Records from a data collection
++++++

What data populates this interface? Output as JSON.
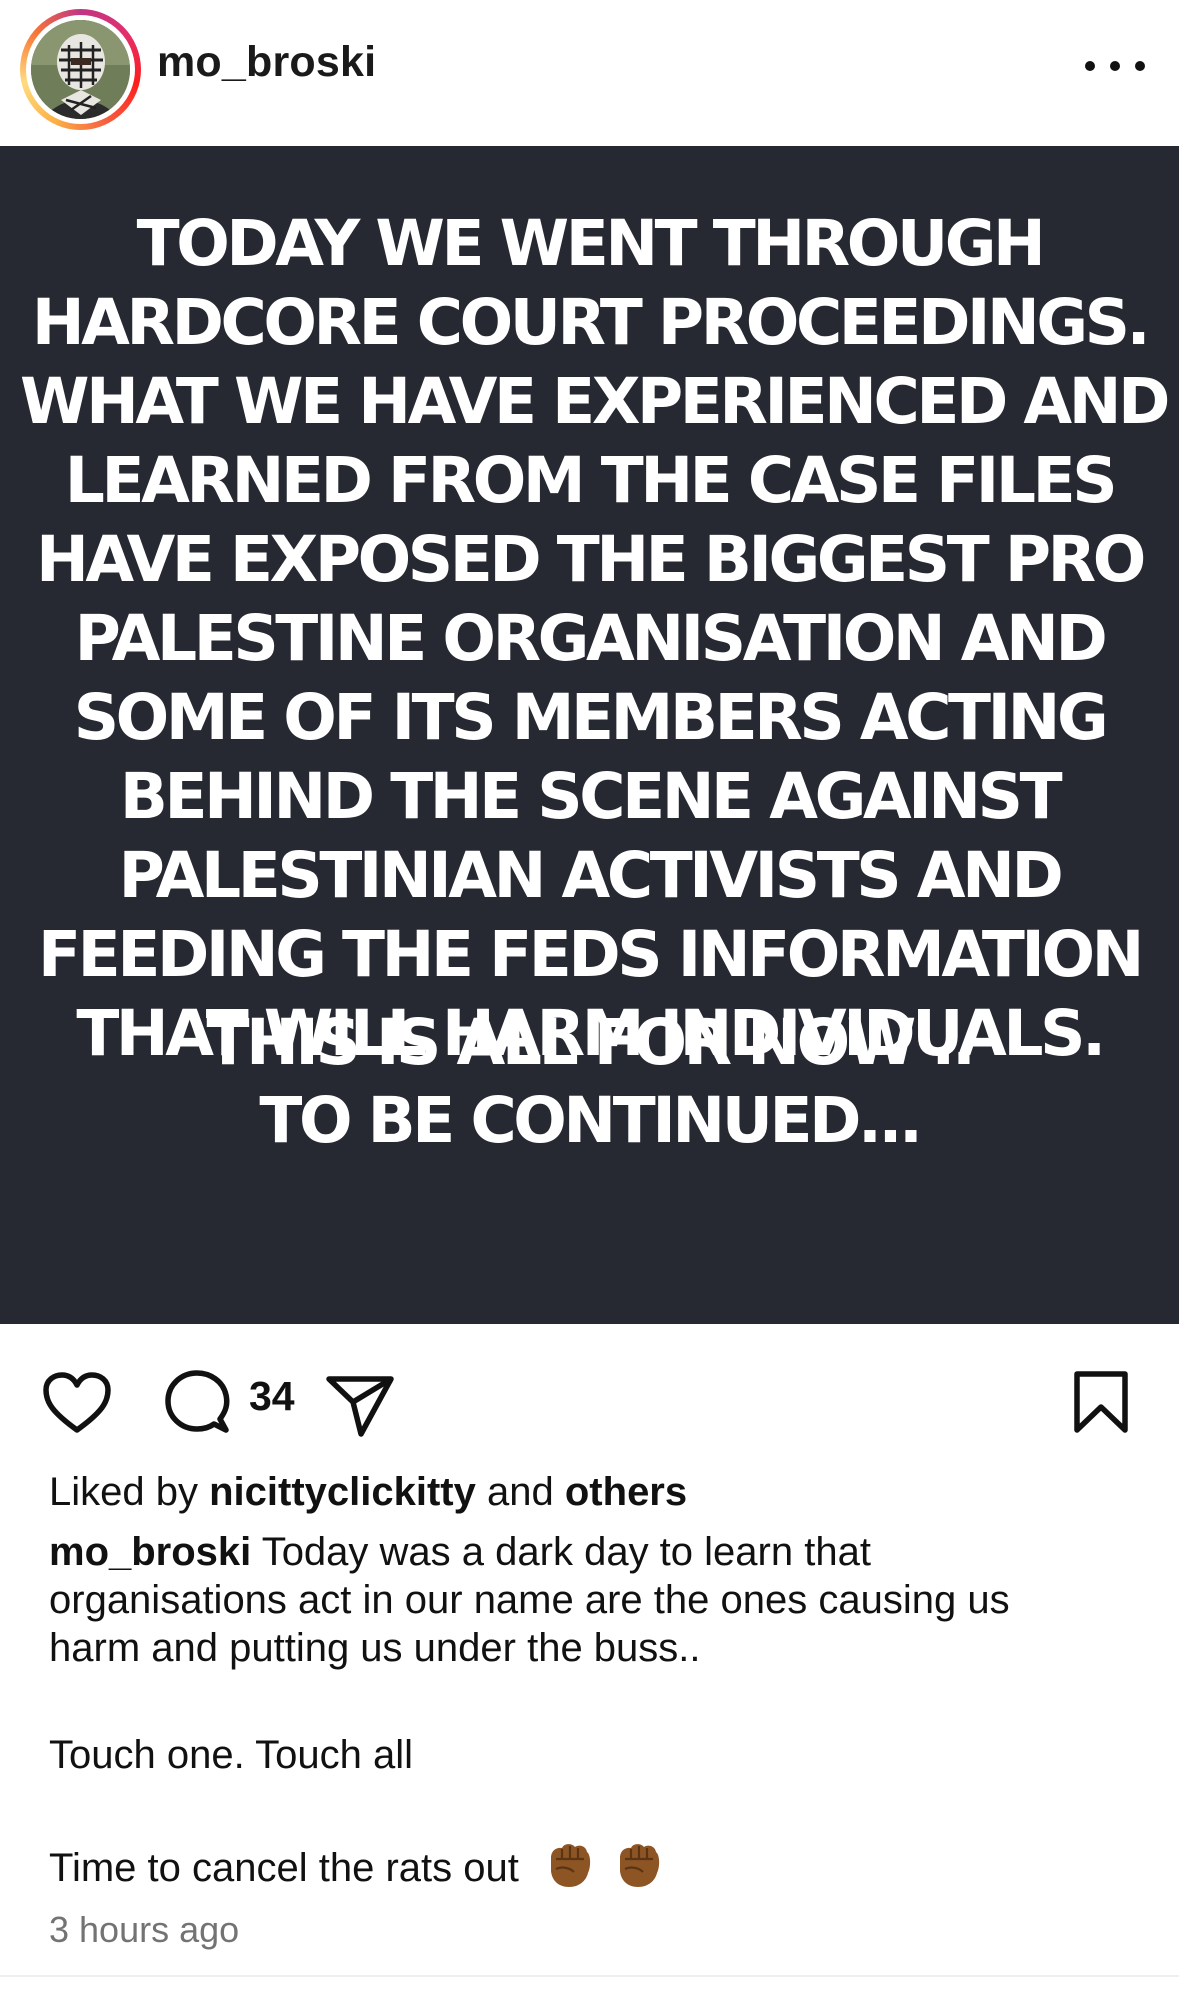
{
  "header": {
    "username": "mo_broski",
    "more_icon": "more-horizontal-icon"
  },
  "post_image": {
    "text_main": "TODAY WE WENT THROUGH\nHARDCORE COURT PROCEEDINGS.\nWHAT WE HAVE EXPERIENCED AND\nLEARNED FROM THE CASE FILES\nHAVE EXPOSED THE BIGGEST PRO\nPALESTINE ORGANISATION AND\nSOME OF ITS MEMBERS ACTING\nBEHIND THE SCENE AGAINST\nPALESTINIAN ACTIVISTS AND\nFEEDING THE FEDS INFORMATION\nTHAT WILL HARM INDIVIDUALS.",
    "text_end": "THIS IS ALL FOR NOW ..\nTO BE CONTINUED...",
    "background": "#262932"
  },
  "actions": {
    "like_icon": "heart-icon",
    "comment_icon": "comment-icon",
    "comment_count": "34",
    "share_icon": "send-icon",
    "save_icon": "bookmark-icon"
  },
  "likes": {
    "prefix": "Liked by",
    "user": "nicittyclickitty",
    "conjunction": "and",
    "others": "others"
  },
  "caption": {
    "username": "mo_broski",
    "line1": "Today was a dark day to learn that",
    "line2": "organisations act in our name are the ones causing us",
    "line3": "harm and putting us under the buss..",
    "line4": "Touch one. Touch all",
    "line5": "Time to cancel the rats out",
    "emoji": "✊🏾 ✊🏾"
  },
  "timestamp": "3 hours ago"
}
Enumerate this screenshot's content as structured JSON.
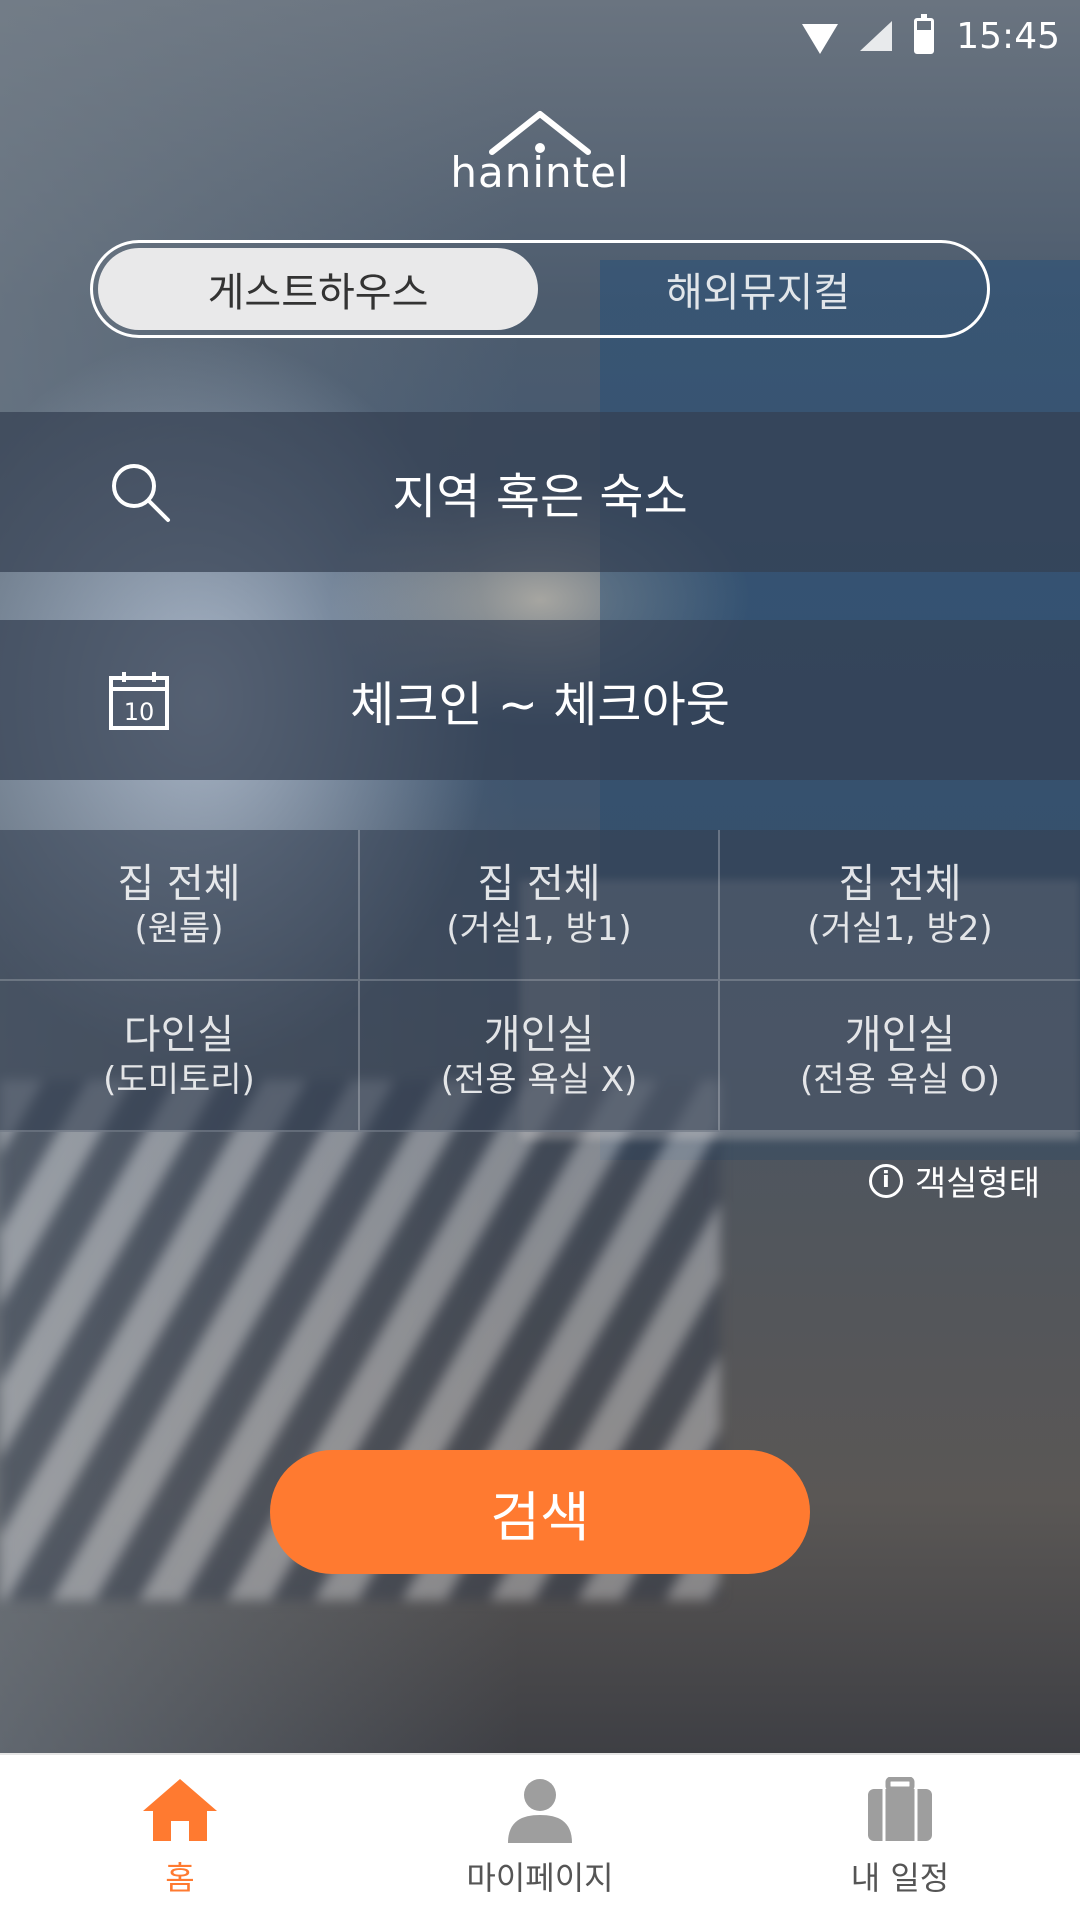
{
  "status_bar": {
    "time": "15:45"
  },
  "logo": {
    "text": "hanintel"
  },
  "toggle": {
    "options": [
      {
        "label": "게스트하우스",
        "active": true
      },
      {
        "label": "해외뮤지컬",
        "active": false
      }
    ]
  },
  "search_field": {
    "placeholder": "지역 혹은 숙소",
    "icon": "search-icon"
  },
  "date_field": {
    "placeholder": "체크인 ~ 체크아웃",
    "icon": "calendar-icon",
    "calendar_day": "10"
  },
  "room_types": [
    {
      "title": "집 전체",
      "sub": "(원룸)"
    },
    {
      "title": "집 전체",
      "sub": "(거실1, 방1)"
    },
    {
      "title": "집 전체",
      "sub": "(거실1, 방2)"
    },
    {
      "title": "다인실",
      "sub": "(도미토리)"
    },
    {
      "title": "개인실",
      "sub": "(전용 욕실 X)"
    },
    {
      "title": "개인실",
      "sub": "(전용 욕실 O)"
    }
  ],
  "info": {
    "label": "객실형태",
    "icon": "info-icon"
  },
  "search_button": {
    "label": "검색"
  },
  "bottom_nav": {
    "items": [
      {
        "label": "홈",
        "icon": "home-icon",
        "active": true
      },
      {
        "label": "마이페이지",
        "icon": "person-icon",
        "active": false
      },
      {
        "label": "내 일정",
        "icon": "suitcase-icon",
        "active": false
      }
    ]
  },
  "colors": {
    "accent": "#ff7a30",
    "nav_inactive": "#9e9e9e"
  }
}
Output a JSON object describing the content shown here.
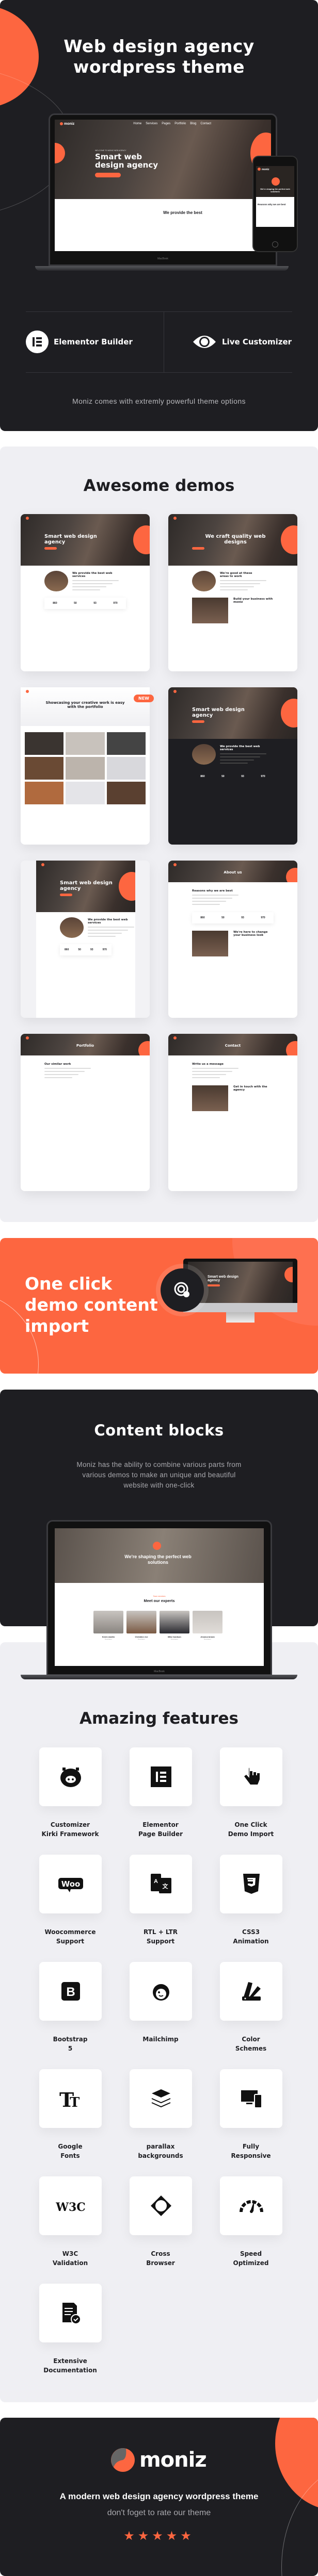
{
  "colors": {
    "accent": "#fd6640",
    "dark": "#1e1e22",
    "light": "#efeff3"
  },
  "hero": {
    "title_line1": "Web design agency",
    "title_line2": "wordpress theme",
    "mockup": {
      "logo": "moniz",
      "nav": [
        "Home",
        "Services",
        "Pages",
        "Portfolio",
        "Blog",
        "Contact"
      ],
      "headline": "Smart web design agency",
      "kicker": "WELCOME TO MONIZ WEB AGENCY",
      "section_title": "We provide the best",
      "device_label": "MacBook",
      "phone": {
        "logo": "moniz",
        "headline": "We're shaping the perfect web solutions",
        "section": "Reasons why we are best"
      }
    },
    "features": [
      {
        "icon": "elementor-icon",
        "label": "Elementor Builder"
      },
      {
        "icon": "eye-icon",
        "label": "Live Customizer"
      }
    ],
    "subtitle": "Moniz comes with extremly powerful theme options"
  },
  "demos": {
    "title": "Awesome demos",
    "items": [
      {
        "variant": "light",
        "hero": "Smart web design agency",
        "section": "We provide the best web services",
        "stats": [
          "860",
          "50",
          "93",
          "970"
        ]
      },
      {
        "variant": "light",
        "hero": "We craft quality web designs",
        "section": "We're good at these areas to work",
        "section2": "Build your business with moniz"
      },
      {
        "variant": "portfolio",
        "hero": "Showcasing your creative work is easy with the portfolio",
        "badge": "NEW"
      },
      {
        "variant": "dark",
        "hero": "Smart web design agency",
        "section": "We provide the best web services",
        "stats": [
          "860",
          "50",
          "93",
          "970"
        ]
      },
      {
        "variant": "boxed",
        "hero": "Smart web design agency",
        "section": "We provide the best web services",
        "stats": [
          "860",
          "50",
          "93",
          "970"
        ]
      },
      {
        "variant": "page",
        "hero": "About us",
        "section": "Reasons why we are best",
        "stats": [
          "860",
          "50",
          "93",
          "970"
        ],
        "section2": "We're here to change your business look"
      },
      {
        "variant": "page",
        "hero": "Portfolio",
        "section": "Our similar work"
      },
      {
        "variant": "page",
        "hero": "Contact",
        "section": "Write us a message",
        "section2": "Get in touch with the agency"
      }
    ]
  },
  "import_banner": {
    "line1": "One click",
    "line2": "demo content",
    "line3": "import",
    "icon": "click-icon",
    "mockup_headline": "Smart web design agency"
  },
  "content_blocks": {
    "title": "Content blocks",
    "desc_line1": "Moniz has the ability to combine various parts from",
    "desc_line2": "various demos to make an unique and beautiful",
    "desc_line3": "website with one-click",
    "mockup": {
      "headline": "We're shaping the perfect web solutions",
      "team_kicker": "Team members",
      "team_title": "Meet our experts",
      "device_label": "MacBook",
      "team": [
        {
          "name": "Kevin martin",
          "role": "Developer"
        },
        {
          "name": "Christine eve",
          "role": "Developer"
        },
        {
          "name": "Mike hardson",
          "role": "Developer"
        },
        {
          "name": "Jessica brown",
          "role": "Developer"
        }
      ]
    }
  },
  "features": {
    "title": "Amazing features",
    "items": [
      {
        "icon": "kirki-pig-icon",
        "label": "Customizer\nKirki Framework"
      },
      {
        "icon": "elementor-icon",
        "label": "Elementor\nPage Builder"
      },
      {
        "icon": "hand-pointer-icon",
        "label": "One Click\nDemo Import"
      },
      {
        "icon": "woocommerce-icon",
        "label": "Woocommerce\nSupport"
      },
      {
        "icon": "translate-icon",
        "label": "RTL + LTR\nSupport"
      },
      {
        "icon": "css3-icon",
        "label": "CSS3\nAnimation"
      },
      {
        "icon": "bootstrap-icon",
        "label": "Bootstrap\n5"
      },
      {
        "icon": "mailchimp-icon",
        "label": "Mailchimp"
      },
      {
        "icon": "color-swatch-icon",
        "label": "Color\nSchemes"
      },
      {
        "icon": "font-icon",
        "label": "Google\nFonts"
      },
      {
        "icon": "layers-icon",
        "label": "parallax\nbackgrounds"
      },
      {
        "icon": "devices-icon",
        "label": "Fully\nResponsive"
      },
      {
        "icon": "w3c-icon",
        "label": "W3C\nValidation"
      },
      {
        "icon": "cross-browser-icon",
        "label": "Cross\nBrowser"
      },
      {
        "icon": "speedometer-icon",
        "label": "Speed\nOptimized"
      },
      {
        "icon": "document-check-icon",
        "label": "Extensive\nDocumentation"
      }
    ]
  },
  "footer": {
    "logo": "moniz",
    "tagline": "A modern web design agency wordpress theme",
    "subtitle": "don't foget to rate our theme",
    "rating": 5,
    "rating_max": 5
  }
}
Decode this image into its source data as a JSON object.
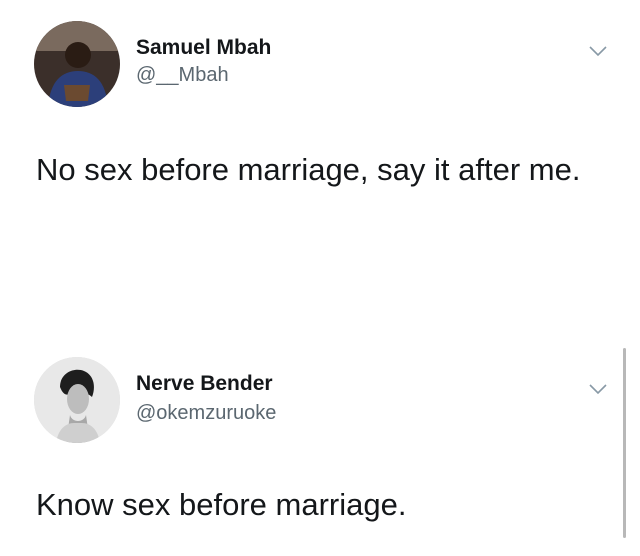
{
  "tweets": [
    {
      "display_name": "Samuel Mbah",
      "handle": "@__Mbah",
      "text": "No sex before marriage, say it after me.",
      "avatar_icon": "user-photo-icon"
    },
    {
      "display_name": "Nerve Bender",
      "handle": "@okemzuruoke",
      "text": "Know sex before marriage.",
      "avatar_icon": "portrait-photo-icon"
    }
  ],
  "colors": {
    "text": "#14171a",
    "secondary": "#5b6770",
    "chevron": "#8899a6"
  }
}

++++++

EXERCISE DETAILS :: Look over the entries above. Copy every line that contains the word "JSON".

REPLY TO THE TASK ::
What data populates this interface? Output as JSON.
Enumerate this screenshot's content as structured JSON.
Output a JSON object describing the content shown here.
Decode this image into its source data as a JSON object.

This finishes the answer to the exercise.